Before we headed to Vietnam to settle down for a bit, we flew back to one of our favorite cities -- Chiang Mai, Thailand. Our friends from Colorado, Annie (my roommate when I lived in Italy) and Marshall, had planned a trip to Thailand for their honeymoon. We call ourselves the honeymoon crashers now, since this was our second one since leaving home. Who is next?!
Anyways, our last day in Chiang Mai was spent at Elephant Nature Park. Lek, the founder of ENP, opened the reserve in the 1990's. She has a huge heart and aims to rescue all captive elephants in Thailand. We had some knowledge about the cruel, dark truth of elephant tourism, but what we didn't fully understand prior to our visit. In order for the elephants to interact with tourists in a domesticated setting, they have to go through a cruel breaking process called phajaan.
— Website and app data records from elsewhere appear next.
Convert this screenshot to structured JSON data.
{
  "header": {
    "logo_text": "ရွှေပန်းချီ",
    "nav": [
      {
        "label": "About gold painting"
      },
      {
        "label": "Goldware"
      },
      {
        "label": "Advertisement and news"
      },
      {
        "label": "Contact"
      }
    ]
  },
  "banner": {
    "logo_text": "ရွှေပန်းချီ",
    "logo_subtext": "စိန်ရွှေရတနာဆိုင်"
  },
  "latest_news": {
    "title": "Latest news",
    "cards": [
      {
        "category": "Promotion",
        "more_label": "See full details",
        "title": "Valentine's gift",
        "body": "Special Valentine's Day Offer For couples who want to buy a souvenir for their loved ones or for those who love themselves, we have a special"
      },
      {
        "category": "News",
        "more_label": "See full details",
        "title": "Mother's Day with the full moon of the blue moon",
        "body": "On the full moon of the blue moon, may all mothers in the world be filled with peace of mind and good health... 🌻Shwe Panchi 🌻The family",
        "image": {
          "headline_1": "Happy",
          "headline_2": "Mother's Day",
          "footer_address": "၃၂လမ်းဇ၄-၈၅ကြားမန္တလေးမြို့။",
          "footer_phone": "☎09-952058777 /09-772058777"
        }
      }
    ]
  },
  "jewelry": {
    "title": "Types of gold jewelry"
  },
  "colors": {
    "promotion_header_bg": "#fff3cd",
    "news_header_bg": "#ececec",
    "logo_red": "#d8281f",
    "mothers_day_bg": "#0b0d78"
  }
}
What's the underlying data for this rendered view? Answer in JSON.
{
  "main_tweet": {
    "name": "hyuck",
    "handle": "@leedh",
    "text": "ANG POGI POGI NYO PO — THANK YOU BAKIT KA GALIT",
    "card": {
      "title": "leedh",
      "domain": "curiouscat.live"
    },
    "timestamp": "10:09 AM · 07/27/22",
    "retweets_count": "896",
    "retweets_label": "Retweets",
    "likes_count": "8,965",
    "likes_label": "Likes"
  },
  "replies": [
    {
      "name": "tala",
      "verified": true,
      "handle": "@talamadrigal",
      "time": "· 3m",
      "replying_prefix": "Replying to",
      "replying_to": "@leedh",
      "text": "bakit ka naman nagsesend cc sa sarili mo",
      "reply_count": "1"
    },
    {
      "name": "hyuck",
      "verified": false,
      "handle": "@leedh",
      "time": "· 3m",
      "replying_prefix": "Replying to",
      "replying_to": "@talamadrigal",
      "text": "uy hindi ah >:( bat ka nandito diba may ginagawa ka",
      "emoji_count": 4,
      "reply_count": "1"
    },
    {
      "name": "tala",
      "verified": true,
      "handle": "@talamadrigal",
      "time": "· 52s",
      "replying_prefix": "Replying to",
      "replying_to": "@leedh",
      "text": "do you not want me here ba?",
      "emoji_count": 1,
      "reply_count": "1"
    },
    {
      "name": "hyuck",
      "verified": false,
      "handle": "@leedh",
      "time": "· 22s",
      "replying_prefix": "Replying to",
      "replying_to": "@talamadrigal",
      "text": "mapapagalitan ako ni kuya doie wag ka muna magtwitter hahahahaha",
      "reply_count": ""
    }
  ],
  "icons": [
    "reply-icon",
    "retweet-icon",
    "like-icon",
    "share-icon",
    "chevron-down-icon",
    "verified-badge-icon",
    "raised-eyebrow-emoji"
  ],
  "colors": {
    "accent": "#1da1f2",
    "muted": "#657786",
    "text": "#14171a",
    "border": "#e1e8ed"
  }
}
A young elephant is taken from their mother during the phajaan and put in a small cage, tied up, poked with sharp objects, and starved until their spirit breaks. This process can go on for weeks, with no rest, until the animal surrenders and the trainer gains full control. It is only then, that the elephant has no will to live, that they've been domesticated enough for riding or other tourism activities.
During our tour of the park, we learned that elephants surprisingly have very small bones. They're massive creatures, but composed mostly of muscle. Therefore, their bones aren't strong enough for riding, and many elephants have broken hips or legs as a result of being ridden. Asian elephants used in the circus, for logging, trekking, or riding camps will often have shredded ears from the hooks used by their trainers. These elephants are also commonly blind from camera flashes or circus lights. Many creatures will be seen rocking back and forth -- a common sign of distress.
We had a chance to feed the gentle giants bananas, watermelon, and squash in the morning. Elephants eat 600 pounds of food a day! We were laughing the whole time as we were placing whole bunches of bananas into their trunks and watching them devour the food in seconds. The rest of the morning we had the opportunity to walk around the park and personally meet each of the elephants. We learned their names, each of their stories (often a dark past), any quirky personality traits, and even got some snuggles in. We headed down to the river in the afternoon for their daily baths. Standing in the water with the elephant, we dumped bucket after bucket of water on them. Immediately after, they walked to the dirt piles nearby and covered themselves completely in dirt. The dirt acts as a sunscreen, insect repellent, and cooling method. We ended the day by meeting the remainder of the elephants.
Many tourists have "ride an elephant in Thailand" on their bucket list. We beg you -- please do NOT partake in this cruelty! If you want to make a difference and get close to the creatures, we recommend visiting Elephant Nature Park near Chiang Mai. Lek and the whole team of staff and volunteers create a personal, enriching experience for each of their visitors. We could not recommend this park more! Check out this video at the bottom of this post for more information.
For the love & adventure,
Bre & Daniel